++++ DATA SHOWN

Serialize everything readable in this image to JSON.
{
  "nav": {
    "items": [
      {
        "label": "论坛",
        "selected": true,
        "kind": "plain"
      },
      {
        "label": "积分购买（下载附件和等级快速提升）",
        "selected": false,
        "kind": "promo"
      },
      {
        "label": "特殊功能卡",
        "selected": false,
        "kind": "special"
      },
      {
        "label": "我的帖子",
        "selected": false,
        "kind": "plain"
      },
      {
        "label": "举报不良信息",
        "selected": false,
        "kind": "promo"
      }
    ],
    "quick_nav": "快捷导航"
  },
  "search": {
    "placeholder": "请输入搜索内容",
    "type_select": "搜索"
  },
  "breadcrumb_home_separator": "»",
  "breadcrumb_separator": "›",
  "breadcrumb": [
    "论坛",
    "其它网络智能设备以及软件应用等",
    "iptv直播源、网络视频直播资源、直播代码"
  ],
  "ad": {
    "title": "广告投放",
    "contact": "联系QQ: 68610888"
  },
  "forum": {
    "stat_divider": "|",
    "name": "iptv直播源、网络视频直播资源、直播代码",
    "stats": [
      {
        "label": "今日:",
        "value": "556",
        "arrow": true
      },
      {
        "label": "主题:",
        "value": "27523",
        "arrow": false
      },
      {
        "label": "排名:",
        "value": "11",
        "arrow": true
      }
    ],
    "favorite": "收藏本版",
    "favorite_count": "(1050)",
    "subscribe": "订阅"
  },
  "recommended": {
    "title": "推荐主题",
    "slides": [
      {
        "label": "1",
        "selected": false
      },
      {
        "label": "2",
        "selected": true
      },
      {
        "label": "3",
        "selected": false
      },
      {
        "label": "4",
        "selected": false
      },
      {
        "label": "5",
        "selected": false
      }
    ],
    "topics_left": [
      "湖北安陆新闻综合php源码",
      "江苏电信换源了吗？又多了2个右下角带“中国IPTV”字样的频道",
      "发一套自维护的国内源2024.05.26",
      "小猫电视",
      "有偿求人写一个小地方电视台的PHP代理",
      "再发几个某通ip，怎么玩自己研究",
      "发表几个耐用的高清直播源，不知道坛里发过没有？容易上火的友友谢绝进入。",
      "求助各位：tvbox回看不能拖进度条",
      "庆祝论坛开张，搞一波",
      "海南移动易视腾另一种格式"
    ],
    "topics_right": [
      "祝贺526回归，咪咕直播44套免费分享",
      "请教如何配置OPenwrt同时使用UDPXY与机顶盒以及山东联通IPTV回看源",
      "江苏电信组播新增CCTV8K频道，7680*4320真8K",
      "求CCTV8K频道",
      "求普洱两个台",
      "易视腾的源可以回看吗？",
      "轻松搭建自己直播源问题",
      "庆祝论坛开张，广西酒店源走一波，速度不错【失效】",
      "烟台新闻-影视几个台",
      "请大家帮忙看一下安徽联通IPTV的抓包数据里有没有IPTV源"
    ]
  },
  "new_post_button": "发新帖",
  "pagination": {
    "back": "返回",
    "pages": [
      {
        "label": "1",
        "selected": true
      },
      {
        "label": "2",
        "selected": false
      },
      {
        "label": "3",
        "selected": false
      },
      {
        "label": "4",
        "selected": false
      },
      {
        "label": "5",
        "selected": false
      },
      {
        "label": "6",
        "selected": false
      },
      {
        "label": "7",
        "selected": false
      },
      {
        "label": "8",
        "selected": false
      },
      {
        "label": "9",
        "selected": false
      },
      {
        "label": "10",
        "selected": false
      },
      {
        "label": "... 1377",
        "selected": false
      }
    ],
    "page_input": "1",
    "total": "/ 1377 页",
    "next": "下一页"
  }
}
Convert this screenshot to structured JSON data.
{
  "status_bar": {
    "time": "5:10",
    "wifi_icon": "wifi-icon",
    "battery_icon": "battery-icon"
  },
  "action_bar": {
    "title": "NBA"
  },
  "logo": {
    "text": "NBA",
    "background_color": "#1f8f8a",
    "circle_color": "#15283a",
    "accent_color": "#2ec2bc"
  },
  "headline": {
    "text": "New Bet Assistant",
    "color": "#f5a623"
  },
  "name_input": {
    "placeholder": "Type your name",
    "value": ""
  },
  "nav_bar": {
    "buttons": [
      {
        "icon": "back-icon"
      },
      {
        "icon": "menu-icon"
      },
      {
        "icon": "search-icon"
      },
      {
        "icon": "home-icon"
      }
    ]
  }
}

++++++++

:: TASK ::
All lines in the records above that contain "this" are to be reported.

:: TASK RESPONSE ::
Serialize everything readable in this image to JSON.
Convert this screenshot to structured JSON data.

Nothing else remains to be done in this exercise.